One interview that stayed with me was one based on a painting by the artist ID Campbell called Our Last Supper.

Our Last Supper by Iain Campbell

You can listen to the interview here: http://www.smallvoice.org.uk/a-thousand-words-iain-campbell/

Using this, I have created a meditative film that can be used in worship. Enjoy!

Iain Campbell is a portrait painter, and Artist in Residence at St George’s Tron Church of Scotland in Glasgow city centre.  ‘Our Last Supper’ is on display in the Olive Tree Café in St George’s Tron Church right in the heart of Glasgow city centre.
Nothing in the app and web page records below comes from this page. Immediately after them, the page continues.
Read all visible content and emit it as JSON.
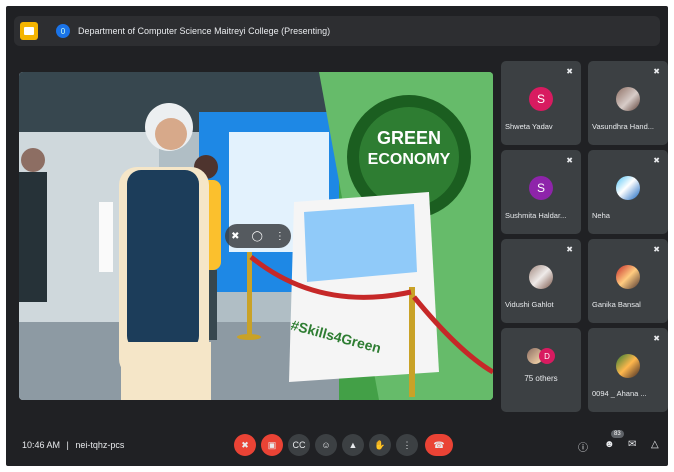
{
  "topbar": {
    "presenter_badge": "0",
    "title": "Department of Computer Science Maitreyi College (Presenting)"
  },
  "main_video": {
    "banner_text": "GREEN ECONOMY",
    "sign_text": "#Skills4Green"
  },
  "participants": [
    {
      "name": "Shweta Yadav",
      "initial": "S",
      "color": "#d81b60",
      "kind": "letter"
    },
    {
      "name": "Vasundhra Hand...",
      "kind": "photo",
      "photo_icon": "profile-photo-icon"
    },
    {
      "name": "Sushmita Haldar...",
      "initial": "S",
      "color": "#8e24aa",
      "kind": "letter"
    },
    {
      "name": "Neha",
      "kind": "photo",
      "photo_icon": "profile-photo-icon"
    },
    {
      "name": "Vidushi Gahlot",
      "kind": "photo",
      "photo_icon": "profile-photo-icon"
    },
    {
      "name": "Ganika Bansal",
      "kind": "photo",
      "photo_icon": "profile-photo-icon"
    },
    {
      "name": "75 others",
      "kind": "group",
      "initial": "D"
    },
    {
      "name": "0094 _ Ahana ...",
      "kind": "photo",
      "photo_icon": "profile-photo-icon"
    }
  ],
  "bottombar": {
    "time": "10:46 AM",
    "separator": "|",
    "meeting_code": "nei-tqhz-pcs",
    "people_count": "83",
    "controls": [
      "mic-off-icon",
      "camera-off-icon",
      "captions-icon",
      "emoji-icon",
      "present-icon",
      "raise-hand-icon",
      "more-options-icon",
      "end-call-icon"
    ],
    "right_icons": [
      "info-icon",
      "people-icon",
      "chat-icon",
      "activities-icon"
    ]
  },
  "colors": {
    "background": "#202124",
    "tile": "#3c4043",
    "danger": "#ea4335",
    "accent": "#1a73e8"
  }
}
Links:
idcampbell.com
www.facebook.com/IDCampbellArt
@idcampbellart